Task prompt: In the records, find each line where "Education" occurs, and copy it.
*** Provided records ***
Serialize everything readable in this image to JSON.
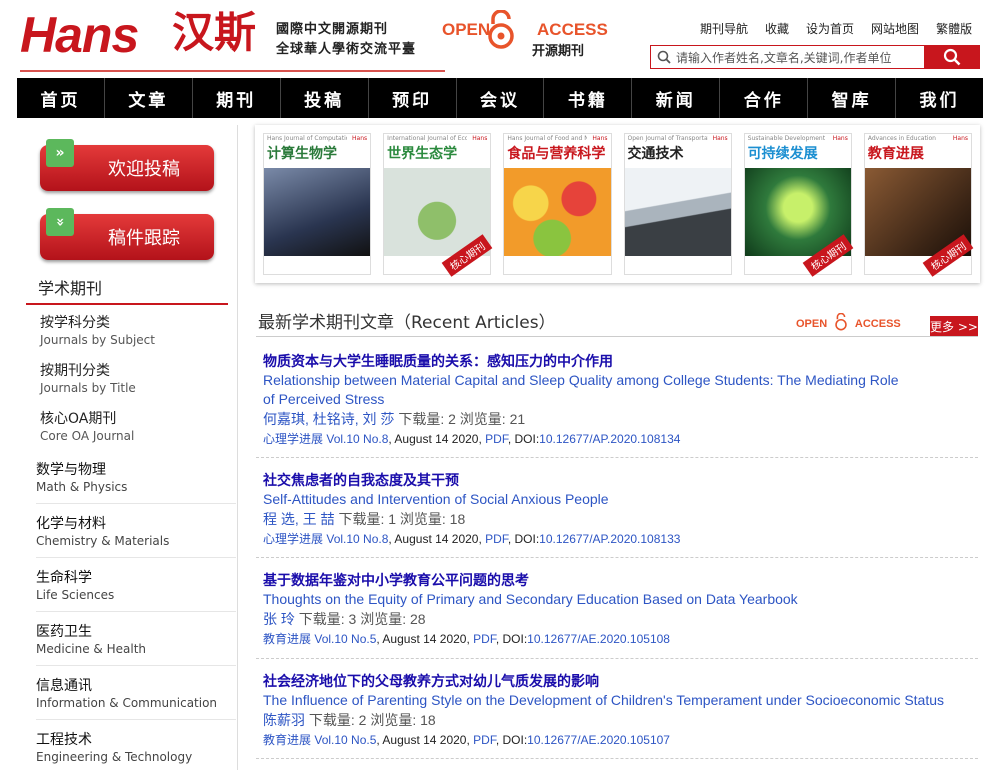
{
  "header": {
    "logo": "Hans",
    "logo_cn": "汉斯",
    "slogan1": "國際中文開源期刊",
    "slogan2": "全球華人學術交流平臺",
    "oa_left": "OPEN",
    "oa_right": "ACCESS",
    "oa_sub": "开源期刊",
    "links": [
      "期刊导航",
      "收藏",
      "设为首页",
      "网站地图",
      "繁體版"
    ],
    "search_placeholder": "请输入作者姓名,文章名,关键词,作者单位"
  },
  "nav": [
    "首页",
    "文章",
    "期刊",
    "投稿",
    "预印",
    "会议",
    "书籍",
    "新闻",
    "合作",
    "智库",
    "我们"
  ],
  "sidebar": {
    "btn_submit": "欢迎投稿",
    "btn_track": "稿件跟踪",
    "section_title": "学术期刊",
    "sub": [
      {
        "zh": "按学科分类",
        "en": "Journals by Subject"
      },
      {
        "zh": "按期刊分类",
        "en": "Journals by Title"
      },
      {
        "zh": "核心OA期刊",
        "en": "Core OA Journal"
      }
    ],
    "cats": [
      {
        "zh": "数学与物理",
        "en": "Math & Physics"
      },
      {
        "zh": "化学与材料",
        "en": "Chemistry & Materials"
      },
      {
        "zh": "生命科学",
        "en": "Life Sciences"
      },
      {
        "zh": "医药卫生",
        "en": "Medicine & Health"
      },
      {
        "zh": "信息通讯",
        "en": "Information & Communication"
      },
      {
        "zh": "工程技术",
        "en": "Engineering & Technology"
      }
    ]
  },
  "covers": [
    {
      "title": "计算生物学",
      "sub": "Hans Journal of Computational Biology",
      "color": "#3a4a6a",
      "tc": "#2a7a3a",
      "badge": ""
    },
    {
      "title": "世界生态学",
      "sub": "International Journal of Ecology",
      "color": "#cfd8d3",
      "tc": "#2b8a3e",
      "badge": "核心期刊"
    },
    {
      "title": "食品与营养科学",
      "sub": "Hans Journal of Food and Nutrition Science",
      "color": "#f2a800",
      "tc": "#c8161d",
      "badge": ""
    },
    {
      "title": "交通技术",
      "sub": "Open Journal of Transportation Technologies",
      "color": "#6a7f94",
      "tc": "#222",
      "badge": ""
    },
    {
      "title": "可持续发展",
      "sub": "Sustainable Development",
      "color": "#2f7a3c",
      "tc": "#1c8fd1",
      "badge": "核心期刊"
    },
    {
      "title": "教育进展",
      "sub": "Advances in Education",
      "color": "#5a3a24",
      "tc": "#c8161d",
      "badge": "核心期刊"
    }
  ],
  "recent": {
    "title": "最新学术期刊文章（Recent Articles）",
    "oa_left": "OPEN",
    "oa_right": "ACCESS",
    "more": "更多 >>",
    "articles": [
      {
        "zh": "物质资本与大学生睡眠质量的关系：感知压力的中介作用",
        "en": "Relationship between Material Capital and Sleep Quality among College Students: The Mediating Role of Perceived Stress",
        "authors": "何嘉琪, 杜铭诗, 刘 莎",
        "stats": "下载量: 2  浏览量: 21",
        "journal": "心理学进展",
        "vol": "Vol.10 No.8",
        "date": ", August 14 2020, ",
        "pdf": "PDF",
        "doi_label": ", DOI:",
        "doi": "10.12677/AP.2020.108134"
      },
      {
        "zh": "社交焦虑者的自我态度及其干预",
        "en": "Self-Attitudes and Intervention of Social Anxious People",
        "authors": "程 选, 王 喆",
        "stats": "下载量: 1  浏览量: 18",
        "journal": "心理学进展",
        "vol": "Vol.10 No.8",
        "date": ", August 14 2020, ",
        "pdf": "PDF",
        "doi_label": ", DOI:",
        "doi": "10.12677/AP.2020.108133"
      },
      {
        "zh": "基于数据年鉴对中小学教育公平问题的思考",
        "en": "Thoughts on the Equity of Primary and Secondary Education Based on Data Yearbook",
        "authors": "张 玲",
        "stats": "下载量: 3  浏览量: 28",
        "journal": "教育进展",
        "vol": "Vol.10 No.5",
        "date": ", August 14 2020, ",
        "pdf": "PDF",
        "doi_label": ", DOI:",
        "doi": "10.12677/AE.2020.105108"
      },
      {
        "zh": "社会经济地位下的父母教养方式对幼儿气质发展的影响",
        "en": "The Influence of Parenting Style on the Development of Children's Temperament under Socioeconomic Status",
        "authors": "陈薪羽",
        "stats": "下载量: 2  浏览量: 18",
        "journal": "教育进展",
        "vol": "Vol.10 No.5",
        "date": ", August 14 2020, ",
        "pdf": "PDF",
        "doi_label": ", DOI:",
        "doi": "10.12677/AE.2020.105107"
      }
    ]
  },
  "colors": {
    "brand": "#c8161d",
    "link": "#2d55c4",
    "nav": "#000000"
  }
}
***
Solved exercise:
      "sub": "Advances in Education",
        "en": "Thoughts on the Equity of Primary and Secondary Education Based on Data Yearbook",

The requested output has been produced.